[Component data from apps and pages]
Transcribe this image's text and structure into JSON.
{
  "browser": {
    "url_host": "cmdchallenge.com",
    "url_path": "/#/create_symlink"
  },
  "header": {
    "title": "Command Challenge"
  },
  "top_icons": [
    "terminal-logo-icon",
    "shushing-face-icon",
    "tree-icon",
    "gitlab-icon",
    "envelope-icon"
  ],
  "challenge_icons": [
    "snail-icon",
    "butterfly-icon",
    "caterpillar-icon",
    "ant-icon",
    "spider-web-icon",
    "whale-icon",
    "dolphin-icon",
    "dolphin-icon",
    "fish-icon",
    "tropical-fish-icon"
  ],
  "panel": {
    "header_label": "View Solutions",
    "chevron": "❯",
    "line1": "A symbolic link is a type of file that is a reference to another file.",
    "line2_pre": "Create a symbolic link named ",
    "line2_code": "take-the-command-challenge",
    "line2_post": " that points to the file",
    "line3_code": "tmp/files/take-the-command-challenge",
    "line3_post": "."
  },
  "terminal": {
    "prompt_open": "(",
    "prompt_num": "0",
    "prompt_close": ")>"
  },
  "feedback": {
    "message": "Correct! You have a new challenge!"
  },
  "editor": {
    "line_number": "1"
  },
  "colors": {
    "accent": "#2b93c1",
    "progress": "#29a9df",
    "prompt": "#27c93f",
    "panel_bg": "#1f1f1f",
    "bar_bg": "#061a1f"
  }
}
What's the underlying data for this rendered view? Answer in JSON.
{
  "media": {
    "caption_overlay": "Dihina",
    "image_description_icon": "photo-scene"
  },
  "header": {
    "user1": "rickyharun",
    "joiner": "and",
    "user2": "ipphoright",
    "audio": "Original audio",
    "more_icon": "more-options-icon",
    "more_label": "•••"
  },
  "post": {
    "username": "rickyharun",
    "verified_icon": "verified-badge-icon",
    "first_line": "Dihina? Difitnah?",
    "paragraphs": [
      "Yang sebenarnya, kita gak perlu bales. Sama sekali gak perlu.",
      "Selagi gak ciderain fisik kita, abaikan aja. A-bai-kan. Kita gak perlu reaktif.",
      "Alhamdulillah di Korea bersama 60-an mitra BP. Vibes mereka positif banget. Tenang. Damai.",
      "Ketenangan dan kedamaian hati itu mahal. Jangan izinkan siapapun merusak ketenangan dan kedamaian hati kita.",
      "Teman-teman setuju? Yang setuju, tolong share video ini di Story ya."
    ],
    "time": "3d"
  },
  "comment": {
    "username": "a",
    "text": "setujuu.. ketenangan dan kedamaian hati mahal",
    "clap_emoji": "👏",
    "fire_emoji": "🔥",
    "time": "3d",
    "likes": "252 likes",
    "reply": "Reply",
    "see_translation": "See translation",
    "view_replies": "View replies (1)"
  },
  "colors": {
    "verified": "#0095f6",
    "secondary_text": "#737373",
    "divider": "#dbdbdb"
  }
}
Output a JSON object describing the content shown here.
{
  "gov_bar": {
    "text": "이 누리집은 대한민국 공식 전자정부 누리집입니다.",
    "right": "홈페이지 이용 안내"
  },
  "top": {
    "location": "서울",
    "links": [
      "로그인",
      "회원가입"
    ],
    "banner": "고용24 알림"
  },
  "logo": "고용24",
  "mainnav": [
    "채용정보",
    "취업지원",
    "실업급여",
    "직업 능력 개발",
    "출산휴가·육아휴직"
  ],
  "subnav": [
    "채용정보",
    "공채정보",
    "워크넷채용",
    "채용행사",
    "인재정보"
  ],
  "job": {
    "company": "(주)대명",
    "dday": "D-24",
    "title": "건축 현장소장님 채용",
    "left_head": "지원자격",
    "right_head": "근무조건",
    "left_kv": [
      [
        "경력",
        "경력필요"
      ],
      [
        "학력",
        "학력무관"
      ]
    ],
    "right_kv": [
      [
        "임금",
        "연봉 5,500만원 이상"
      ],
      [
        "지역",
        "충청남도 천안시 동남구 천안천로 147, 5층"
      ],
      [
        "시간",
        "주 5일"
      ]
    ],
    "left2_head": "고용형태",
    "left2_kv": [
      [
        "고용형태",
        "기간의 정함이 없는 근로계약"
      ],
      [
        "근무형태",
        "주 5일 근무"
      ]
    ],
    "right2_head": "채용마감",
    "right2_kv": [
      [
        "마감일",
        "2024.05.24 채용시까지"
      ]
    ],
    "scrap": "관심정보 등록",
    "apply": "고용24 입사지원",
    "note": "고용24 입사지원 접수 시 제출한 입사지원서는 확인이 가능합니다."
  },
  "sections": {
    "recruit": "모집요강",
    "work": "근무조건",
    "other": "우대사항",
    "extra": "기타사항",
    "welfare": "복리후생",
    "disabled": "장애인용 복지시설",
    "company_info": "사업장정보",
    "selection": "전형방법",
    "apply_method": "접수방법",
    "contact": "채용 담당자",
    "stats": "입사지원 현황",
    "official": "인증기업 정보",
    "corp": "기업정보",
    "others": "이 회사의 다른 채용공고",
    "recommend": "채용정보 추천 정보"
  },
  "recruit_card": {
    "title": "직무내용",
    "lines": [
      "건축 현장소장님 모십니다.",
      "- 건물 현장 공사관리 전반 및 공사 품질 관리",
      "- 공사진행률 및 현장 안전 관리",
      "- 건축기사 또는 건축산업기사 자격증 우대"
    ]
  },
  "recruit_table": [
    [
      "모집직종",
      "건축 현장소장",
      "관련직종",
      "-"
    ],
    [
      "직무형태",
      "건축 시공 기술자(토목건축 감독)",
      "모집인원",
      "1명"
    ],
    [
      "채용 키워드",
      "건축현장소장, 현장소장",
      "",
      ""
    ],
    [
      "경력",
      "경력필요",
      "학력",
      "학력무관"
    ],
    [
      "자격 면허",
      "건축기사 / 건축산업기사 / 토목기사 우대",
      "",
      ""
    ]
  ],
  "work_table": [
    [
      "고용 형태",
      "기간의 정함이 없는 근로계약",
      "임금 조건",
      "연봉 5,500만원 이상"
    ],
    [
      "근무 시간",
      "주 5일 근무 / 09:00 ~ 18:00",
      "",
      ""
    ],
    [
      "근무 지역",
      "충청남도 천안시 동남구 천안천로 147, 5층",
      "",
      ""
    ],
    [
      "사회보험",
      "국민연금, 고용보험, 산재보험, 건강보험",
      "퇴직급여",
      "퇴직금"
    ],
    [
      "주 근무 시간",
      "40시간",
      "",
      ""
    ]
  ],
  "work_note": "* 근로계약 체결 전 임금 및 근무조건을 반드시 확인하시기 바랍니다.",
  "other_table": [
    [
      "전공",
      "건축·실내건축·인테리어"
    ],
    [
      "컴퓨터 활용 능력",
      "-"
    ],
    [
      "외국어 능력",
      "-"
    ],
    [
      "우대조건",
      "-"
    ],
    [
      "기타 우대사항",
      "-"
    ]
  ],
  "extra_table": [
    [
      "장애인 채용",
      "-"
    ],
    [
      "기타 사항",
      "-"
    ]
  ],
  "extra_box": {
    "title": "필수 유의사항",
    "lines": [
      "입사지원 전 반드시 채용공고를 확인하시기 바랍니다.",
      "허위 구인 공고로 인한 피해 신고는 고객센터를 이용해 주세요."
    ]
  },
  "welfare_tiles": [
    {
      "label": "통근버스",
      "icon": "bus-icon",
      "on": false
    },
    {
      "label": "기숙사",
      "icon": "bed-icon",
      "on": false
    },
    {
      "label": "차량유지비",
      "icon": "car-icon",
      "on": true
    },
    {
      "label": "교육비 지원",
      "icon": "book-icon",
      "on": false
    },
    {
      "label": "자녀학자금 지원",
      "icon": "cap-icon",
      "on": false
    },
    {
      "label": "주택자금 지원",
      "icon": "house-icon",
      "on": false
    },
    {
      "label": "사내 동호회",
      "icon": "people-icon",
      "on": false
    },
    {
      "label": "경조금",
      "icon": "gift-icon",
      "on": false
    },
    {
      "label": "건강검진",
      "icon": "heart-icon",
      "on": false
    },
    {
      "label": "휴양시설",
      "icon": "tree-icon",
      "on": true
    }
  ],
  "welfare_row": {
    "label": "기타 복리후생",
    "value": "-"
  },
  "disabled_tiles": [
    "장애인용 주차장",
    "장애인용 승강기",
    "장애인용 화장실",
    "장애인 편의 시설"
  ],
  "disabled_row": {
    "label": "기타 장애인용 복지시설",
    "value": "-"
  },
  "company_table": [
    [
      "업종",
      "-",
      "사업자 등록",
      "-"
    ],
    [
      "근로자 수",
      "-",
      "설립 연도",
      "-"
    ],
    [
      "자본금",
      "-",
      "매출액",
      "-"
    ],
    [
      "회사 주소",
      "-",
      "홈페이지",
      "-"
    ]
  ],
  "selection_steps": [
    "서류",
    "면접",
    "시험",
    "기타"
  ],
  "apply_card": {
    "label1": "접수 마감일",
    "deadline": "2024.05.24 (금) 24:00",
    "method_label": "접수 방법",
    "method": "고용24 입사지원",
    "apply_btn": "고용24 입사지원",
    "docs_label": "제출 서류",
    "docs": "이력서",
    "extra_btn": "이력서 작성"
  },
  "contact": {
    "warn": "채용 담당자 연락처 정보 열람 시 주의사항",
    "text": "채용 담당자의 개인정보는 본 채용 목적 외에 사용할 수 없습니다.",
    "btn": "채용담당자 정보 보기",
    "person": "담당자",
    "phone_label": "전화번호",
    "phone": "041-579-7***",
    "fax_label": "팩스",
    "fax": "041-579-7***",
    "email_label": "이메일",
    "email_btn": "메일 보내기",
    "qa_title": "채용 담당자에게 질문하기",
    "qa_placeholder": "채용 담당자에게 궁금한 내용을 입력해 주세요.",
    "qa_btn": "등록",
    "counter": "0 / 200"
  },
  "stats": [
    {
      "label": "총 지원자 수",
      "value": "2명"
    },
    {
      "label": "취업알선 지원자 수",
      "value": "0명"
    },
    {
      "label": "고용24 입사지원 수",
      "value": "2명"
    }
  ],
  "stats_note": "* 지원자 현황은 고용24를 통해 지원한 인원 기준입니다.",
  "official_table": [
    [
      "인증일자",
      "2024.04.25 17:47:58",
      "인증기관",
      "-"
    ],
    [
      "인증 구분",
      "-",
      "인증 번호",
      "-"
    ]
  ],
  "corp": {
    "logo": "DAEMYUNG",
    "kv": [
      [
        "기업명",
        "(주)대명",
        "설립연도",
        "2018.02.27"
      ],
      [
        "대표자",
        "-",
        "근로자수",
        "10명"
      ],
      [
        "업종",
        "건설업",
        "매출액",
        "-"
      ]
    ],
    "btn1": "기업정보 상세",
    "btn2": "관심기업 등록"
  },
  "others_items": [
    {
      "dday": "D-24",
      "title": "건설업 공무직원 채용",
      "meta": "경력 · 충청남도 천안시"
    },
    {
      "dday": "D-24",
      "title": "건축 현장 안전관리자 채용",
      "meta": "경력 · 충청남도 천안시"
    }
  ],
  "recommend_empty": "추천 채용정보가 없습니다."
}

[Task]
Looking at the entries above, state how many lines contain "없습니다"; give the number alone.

[Exercise response]
2